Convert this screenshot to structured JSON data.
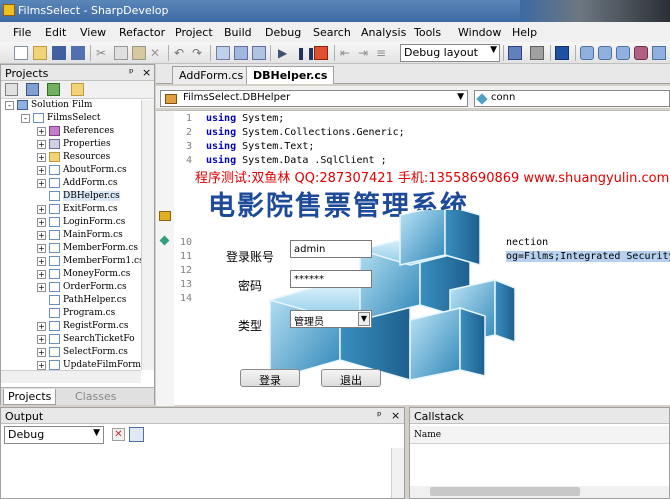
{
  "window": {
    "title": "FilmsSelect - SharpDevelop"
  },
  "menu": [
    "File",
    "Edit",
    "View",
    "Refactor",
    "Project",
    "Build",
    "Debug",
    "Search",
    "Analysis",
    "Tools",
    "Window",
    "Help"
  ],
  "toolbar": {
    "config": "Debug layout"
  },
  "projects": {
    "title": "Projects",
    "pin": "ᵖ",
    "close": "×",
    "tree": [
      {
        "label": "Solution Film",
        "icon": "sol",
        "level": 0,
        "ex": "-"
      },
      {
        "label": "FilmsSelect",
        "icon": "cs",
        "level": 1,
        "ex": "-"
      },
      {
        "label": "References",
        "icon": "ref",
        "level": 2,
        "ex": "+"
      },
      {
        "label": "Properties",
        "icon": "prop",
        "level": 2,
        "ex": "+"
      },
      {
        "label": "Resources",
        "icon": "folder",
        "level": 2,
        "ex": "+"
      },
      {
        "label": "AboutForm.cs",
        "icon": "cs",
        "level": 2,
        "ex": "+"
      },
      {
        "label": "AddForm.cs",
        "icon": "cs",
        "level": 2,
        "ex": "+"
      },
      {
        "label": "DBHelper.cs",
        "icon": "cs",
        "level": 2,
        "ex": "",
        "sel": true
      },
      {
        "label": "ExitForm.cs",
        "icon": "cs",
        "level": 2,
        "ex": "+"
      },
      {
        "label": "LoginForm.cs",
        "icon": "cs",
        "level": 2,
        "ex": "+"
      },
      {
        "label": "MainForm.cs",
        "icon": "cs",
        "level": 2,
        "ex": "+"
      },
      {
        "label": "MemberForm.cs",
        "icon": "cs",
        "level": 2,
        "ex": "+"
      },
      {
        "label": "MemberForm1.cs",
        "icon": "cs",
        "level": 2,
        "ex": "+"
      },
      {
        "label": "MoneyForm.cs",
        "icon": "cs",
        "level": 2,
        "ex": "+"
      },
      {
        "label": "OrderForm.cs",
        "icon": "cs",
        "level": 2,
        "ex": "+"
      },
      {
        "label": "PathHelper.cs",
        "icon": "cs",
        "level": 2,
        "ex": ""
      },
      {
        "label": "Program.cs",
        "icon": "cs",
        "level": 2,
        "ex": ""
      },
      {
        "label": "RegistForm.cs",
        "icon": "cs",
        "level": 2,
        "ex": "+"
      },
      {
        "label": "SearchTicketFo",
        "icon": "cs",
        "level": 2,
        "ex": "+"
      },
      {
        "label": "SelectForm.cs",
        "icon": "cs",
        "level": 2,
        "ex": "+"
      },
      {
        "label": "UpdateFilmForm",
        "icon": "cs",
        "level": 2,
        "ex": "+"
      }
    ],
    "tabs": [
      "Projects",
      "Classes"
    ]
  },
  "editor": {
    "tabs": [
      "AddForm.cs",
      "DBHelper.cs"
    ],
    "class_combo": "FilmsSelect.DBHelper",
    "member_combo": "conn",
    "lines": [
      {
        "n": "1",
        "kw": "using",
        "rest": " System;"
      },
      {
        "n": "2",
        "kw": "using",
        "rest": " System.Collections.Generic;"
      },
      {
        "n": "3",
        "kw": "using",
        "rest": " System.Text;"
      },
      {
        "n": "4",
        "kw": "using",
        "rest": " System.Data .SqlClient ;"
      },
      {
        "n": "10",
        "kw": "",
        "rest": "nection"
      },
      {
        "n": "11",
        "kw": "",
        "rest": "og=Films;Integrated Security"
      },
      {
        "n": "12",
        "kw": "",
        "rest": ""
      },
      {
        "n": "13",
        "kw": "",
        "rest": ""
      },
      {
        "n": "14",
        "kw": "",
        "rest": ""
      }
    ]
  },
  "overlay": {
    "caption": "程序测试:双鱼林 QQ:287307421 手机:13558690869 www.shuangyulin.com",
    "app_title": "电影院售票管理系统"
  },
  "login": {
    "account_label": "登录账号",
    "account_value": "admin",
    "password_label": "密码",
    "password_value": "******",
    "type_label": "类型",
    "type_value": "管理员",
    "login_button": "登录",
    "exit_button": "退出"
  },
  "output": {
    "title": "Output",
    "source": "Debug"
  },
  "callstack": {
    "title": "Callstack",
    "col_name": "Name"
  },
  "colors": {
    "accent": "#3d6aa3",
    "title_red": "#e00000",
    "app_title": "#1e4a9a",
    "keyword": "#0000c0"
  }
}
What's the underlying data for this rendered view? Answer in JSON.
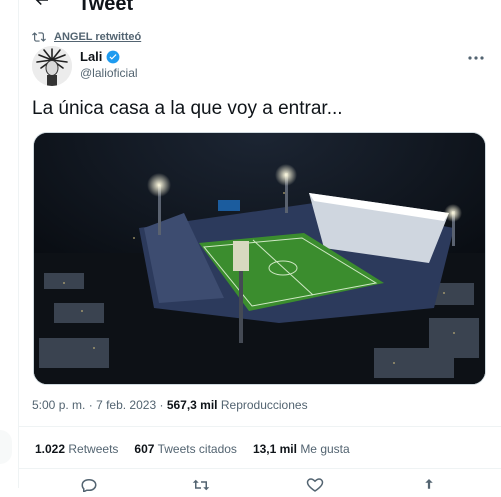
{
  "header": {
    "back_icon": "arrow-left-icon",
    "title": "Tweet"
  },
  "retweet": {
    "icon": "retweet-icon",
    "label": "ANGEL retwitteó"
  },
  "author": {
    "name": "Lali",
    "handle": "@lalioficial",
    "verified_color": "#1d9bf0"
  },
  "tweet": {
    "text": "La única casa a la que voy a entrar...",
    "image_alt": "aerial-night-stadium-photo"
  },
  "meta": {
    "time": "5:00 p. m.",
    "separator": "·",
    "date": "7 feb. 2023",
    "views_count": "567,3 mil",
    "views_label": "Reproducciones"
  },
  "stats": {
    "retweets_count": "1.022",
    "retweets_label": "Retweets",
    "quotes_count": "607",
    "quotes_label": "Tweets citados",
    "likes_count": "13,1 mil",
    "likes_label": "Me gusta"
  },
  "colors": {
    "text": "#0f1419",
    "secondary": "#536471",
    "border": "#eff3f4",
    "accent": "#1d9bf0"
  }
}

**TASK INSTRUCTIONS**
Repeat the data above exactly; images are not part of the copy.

**YOUR RESPONSE**
Convert this screenshot to structured JSON data.
{
  "window": {
    "title": "FilmsSelect - SharpDevelop"
  },
  "menu": [
    "File",
    "Edit",
    "View",
    "Refactor",
    "Project",
    "Build",
    "Debug",
    "Search",
    "Analysis",
    "Tools",
    "Window",
    "Help"
  ],
  "toolbar": {
    "config": "Debug layout"
  },
  "projects": {
    "title": "Projects",
    "pin": "ᵖ",
    "close": "×",
    "tree": [
      {
        "label": "Solution Film",
        "icon": "sol",
        "level": 0,
        "ex": "-"
      },
      {
        "label": "FilmsSelect",
        "icon": "cs",
        "level": 1,
        "ex": "-"
      },
      {
        "label": "References",
        "icon": "ref",
        "level": 2,
        "ex": "+"
      },
      {
        "label": "Properties",
        "icon": "prop",
        "level": 2,
        "ex": "+"
      },
      {
        "label": "Resources",
        "icon": "folder",
        "level": 2,
        "ex": "+"
      },
      {
        "label": "AboutForm.cs",
        "icon": "cs",
        "level": 2,
        "ex": "+"
      },
      {
        "label": "AddForm.cs",
        "icon": "cs",
        "level": 2,
        "ex": "+"
      },
      {
        "label": "DBHelper.cs",
        "icon": "cs",
        "level": 2,
        "ex": "",
        "sel": true
      },
      {
        "label": "ExitForm.cs",
        "icon": "cs",
        "level": 2,
        "ex": "+"
      },
      {
        "label": "LoginForm.cs",
        "icon": "cs",
        "level": 2,
        "ex": "+"
      },
      {
        "label": "MainForm.cs",
        "icon": "cs",
        "level": 2,
        "ex": "+"
      },
      {
        "label": "MemberForm.cs",
        "icon": "cs",
        "level": 2,
        "ex": "+"
      },
      {
        "label": "MemberForm1.cs",
        "icon": "cs",
        "level": 2,
        "ex": "+"
      },
      {
        "label": "MoneyForm.cs",
        "icon": "cs",
        "level": 2,
        "ex": "+"
      },
      {
        "label": "OrderForm.cs",
        "icon": "cs",
        "level": 2,
        "ex": "+"
      },
      {
        "label": "PathHelper.cs",
        "icon": "cs",
        "level": 2,
        "ex": ""
      },
      {
        "label": "Program.cs",
        "icon": "cs",
        "level": 2,
        "ex": ""
      },
      {
        "label": "RegistForm.cs",
        "icon": "cs",
        "level": 2,
        "ex": "+"
      },
      {
        "label": "SearchTicketFo",
        "icon": "cs",
        "level": 2,
        "ex": "+"
      },
      {
        "label": "SelectForm.cs",
        "icon": "cs",
        "level": 2,
        "ex": "+"
      },
      {
        "label": "UpdateFilmForm",
        "icon": "cs",
        "level": 2,
        "ex": "+"
      }
    ],
    "tabs": [
      "Projects",
      "Classes"
    ]
  },
  "editor": {
    "tabs": [
      "AddForm.cs",
      "DBHelper.cs"
    ],
    "class_combo": "FilmsSelect.DBHelper",
    "member_combo": "conn",
    "lines": [
      {
        "n": "1",
        "kw": "using",
        "rest": " System;"
      },
      {
        "n": "2",
        "kw": "using",
        "rest": " System.Collections.Generic;"
      },
      {
        "n": "3",
        "kw": "using",
        "rest": " System.Text;"
      },
      {
        "n": "4",
        "kw": "using",
        "rest": " System.Data .SqlClient ;"
      },
      {
        "n": "10",
        "kw": "",
        "rest": "nection"
      },
      {
        "n": "11",
        "kw": "",
        "rest": "og=Films;Integrated Security"
      },
      {
        "n": "12",
        "kw": "",
        "rest": ""
      },
      {
        "n": "13",
        "kw": "",
        "rest": ""
      },
      {
        "n": "14",
        "kw": "",
        "rest": ""
      }
    ]
  },
  "overlay": {
    "caption": "程序测试:双鱼林 QQ:287307421 手机:13558690869 www.shuangyulin.com",
    "app_title": "电影院售票管理系统"
  },
  "login": {
    "account_label": "登录账号",
    "account_value": "admin",
    "password_label": "密码",
    "password_value": "******",
    "type_label": "类型",
    "type_value": "管理员",
    "login_button": "登录",
    "exit_button": "退出"
  },
  "output": {
    "title": "Output",
    "source": "Debug"
  },
  "callstack": {
    "title": "Callstack",
    "col_name": "Name"
  },
  "colors": {
    "accent": "#3d6aa3",
    "title_red": "#e00000",
    "app_title": "#1e4a9a",
    "keyword": "#0000c0"
  }
}
What's the underlying data for this rendered view? Answer in JSON.
{
  "header": {
    "back_icon": "arrow-left-icon",
    "title": "Tweet"
  },
  "retweet": {
    "icon": "retweet-icon",
    "label": "ANGEL retwitteó"
  },
  "author": {
    "name": "Lali",
    "handle": "@lalioficial",
    "verified_color": "#1d9bf0"
  },
  "tweet": {
    "text": "La única casa a la que voy a entrar...",
    "image_alt": "aerial-night-stadium-photo"
  },
  "meta": {
    "time": "5:00 p. m.",
    "separator": "·",
    "date": "7 feb. 2023",
    "views_count": "567,3 mil",
    "views_label": "Reproducciones"
  },
  "stats": {
    "retweets_count": "1.022",
    "retweets_label": "Retweets",
    "quotes_count": "607",
    "quotes_label": "Tweets citados",
    "likes_count": "13,1 mil",
    "likes_label": "Me gusta"
  },
  "colors": {
    "text": "#0f1419",
    "secondary": "#536471",
    "border": "#eff3f4",
    "accent": "#1d9bf0"
  }
}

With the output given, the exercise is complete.